Start of Stored data

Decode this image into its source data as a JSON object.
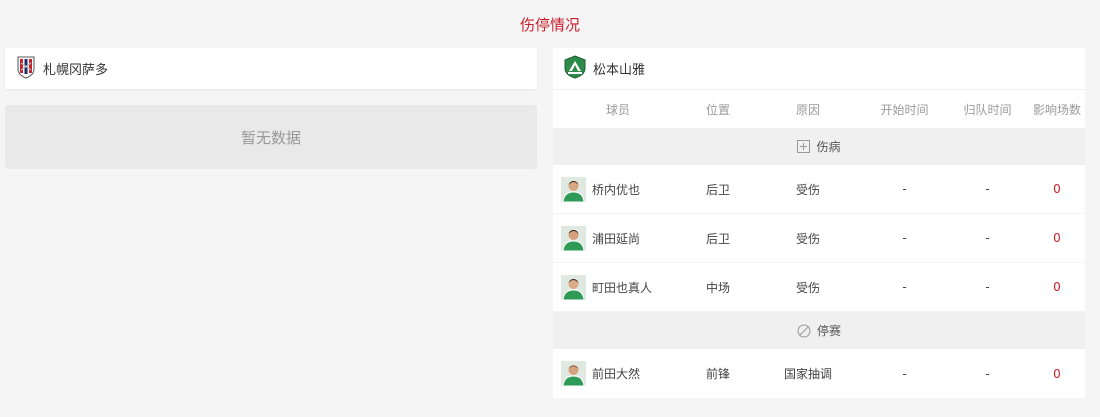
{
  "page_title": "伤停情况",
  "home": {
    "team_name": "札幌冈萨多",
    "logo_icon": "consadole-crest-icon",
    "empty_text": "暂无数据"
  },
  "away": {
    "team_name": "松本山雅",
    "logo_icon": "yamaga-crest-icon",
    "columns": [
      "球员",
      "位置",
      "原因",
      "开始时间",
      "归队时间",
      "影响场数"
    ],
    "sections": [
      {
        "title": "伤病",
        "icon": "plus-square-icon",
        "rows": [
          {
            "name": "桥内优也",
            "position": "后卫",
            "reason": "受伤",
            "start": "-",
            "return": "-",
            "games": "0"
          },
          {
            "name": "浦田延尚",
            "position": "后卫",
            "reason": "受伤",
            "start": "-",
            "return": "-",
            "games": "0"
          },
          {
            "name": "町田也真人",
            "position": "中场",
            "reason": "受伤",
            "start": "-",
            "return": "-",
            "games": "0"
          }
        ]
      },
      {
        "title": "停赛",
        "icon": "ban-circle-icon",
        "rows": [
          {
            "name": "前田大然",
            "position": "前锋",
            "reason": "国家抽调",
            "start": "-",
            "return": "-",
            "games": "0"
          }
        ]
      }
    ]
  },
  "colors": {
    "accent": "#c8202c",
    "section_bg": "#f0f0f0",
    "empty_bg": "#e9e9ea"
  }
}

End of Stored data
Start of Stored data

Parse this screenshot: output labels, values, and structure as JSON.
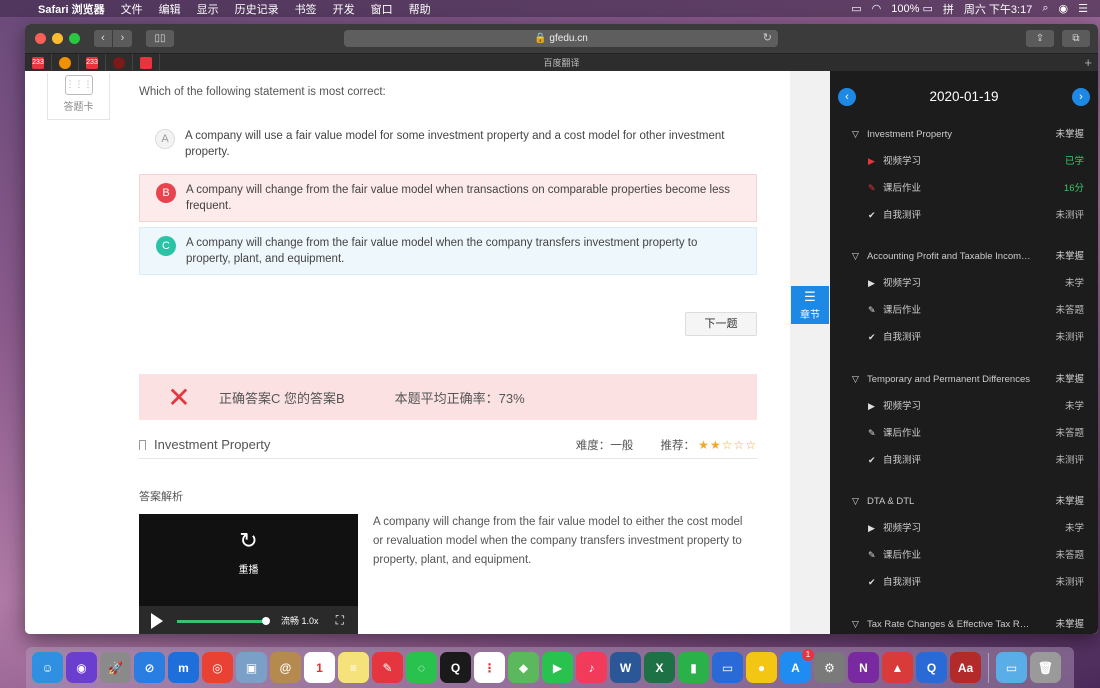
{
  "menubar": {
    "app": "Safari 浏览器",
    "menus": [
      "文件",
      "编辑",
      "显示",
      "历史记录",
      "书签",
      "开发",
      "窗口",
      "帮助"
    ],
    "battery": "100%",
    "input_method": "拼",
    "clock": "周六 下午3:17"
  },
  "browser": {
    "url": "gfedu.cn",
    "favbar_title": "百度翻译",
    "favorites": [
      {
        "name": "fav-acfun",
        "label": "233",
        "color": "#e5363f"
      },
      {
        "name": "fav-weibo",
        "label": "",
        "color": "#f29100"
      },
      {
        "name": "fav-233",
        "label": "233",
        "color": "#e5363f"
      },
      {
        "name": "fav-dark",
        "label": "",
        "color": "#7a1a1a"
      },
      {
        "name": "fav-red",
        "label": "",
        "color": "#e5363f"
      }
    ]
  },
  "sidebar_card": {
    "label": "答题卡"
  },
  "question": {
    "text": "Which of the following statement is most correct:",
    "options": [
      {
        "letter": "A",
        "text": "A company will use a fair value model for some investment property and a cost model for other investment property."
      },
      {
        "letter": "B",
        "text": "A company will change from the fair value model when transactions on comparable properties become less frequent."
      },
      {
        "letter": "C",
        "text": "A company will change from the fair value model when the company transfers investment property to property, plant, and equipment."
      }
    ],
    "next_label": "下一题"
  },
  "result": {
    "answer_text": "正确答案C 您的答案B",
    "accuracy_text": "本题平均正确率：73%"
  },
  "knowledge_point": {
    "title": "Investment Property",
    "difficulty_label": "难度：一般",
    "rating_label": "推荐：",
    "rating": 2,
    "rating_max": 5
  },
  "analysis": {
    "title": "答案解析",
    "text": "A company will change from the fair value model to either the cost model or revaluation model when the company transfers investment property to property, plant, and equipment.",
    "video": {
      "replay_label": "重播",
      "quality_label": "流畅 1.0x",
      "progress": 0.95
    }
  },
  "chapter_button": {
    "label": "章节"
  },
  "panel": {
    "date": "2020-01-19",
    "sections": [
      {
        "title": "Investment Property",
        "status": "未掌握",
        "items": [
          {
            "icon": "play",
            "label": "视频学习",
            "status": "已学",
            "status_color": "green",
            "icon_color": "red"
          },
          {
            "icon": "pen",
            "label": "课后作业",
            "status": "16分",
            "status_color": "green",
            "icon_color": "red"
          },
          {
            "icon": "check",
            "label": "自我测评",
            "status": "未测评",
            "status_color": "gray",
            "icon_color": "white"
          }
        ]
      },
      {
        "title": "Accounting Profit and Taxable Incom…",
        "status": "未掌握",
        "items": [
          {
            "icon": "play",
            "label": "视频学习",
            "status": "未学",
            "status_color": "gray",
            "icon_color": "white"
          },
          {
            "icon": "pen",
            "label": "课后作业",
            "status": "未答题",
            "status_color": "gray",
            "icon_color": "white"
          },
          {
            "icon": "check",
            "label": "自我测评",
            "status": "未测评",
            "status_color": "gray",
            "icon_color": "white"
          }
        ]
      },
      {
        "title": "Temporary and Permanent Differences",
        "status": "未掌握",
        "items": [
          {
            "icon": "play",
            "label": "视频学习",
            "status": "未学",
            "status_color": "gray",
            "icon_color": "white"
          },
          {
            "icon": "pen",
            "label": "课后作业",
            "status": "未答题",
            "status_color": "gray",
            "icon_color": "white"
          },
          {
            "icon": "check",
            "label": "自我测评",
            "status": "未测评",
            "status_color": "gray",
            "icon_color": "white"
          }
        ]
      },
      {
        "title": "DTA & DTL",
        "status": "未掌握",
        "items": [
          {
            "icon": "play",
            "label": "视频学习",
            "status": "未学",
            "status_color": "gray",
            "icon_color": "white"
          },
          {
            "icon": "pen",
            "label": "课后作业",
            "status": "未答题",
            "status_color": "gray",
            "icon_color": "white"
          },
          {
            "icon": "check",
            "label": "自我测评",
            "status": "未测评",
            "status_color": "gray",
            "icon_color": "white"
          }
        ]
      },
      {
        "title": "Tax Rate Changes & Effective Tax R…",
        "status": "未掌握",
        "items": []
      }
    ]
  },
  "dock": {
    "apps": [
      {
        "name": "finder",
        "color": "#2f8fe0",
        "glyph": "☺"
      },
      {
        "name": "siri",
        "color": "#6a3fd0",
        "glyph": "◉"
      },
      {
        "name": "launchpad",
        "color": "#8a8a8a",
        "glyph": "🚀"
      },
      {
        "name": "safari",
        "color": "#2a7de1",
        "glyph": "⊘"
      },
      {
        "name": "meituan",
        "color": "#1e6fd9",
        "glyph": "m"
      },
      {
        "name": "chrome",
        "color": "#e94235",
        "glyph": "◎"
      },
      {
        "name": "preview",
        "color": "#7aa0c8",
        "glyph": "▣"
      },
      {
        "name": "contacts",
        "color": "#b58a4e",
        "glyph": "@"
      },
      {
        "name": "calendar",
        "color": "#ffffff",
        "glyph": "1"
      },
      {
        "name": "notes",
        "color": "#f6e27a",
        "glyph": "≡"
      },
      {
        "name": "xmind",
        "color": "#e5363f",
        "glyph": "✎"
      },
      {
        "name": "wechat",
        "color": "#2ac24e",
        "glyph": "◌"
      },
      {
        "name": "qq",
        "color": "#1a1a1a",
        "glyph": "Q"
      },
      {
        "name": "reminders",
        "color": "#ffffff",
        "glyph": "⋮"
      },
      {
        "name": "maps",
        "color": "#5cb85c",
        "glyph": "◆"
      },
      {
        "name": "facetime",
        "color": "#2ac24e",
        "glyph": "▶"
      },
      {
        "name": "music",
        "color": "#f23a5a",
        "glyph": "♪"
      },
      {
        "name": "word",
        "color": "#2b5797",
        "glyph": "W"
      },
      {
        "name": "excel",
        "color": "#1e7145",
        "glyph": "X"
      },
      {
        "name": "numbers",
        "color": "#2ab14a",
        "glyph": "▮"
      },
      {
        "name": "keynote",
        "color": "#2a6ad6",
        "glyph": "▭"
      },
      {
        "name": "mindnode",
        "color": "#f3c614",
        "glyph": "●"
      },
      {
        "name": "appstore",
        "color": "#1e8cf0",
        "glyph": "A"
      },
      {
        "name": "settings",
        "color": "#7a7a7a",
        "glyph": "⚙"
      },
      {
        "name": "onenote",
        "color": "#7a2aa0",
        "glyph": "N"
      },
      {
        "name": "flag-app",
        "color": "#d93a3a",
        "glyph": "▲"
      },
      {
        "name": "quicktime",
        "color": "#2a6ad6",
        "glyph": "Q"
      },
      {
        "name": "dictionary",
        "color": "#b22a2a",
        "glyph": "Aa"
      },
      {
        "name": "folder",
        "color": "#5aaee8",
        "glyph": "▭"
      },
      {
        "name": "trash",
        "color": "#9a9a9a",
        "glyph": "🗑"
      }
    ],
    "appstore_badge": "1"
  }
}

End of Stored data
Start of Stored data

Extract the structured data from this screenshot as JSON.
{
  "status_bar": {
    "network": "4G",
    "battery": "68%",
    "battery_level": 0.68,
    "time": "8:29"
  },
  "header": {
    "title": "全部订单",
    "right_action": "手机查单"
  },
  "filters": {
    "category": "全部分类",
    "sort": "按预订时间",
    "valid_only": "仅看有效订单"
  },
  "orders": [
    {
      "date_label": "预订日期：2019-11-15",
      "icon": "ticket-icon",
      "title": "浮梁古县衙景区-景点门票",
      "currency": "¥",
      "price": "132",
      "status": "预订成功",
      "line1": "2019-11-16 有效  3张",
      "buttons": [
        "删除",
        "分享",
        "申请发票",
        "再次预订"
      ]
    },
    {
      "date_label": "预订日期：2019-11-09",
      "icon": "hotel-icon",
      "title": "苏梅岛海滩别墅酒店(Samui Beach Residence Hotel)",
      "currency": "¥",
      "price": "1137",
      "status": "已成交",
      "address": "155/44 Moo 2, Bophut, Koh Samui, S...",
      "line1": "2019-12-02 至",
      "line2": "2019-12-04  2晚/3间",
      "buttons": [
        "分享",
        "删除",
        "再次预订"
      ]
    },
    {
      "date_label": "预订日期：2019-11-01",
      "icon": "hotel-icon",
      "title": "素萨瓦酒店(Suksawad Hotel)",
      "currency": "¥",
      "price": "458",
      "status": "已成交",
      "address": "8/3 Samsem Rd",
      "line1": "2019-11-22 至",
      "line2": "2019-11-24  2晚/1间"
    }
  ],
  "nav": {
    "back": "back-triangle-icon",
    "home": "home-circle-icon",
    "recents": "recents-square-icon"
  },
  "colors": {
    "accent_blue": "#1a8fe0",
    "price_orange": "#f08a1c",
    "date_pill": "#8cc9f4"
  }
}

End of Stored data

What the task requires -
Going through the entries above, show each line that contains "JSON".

Written response -
Decode this image into its source data as a JSON object.
Parse this screenshot: output labels, values, and structure as JSON.
Extract the structured data from this screenshot as JSON.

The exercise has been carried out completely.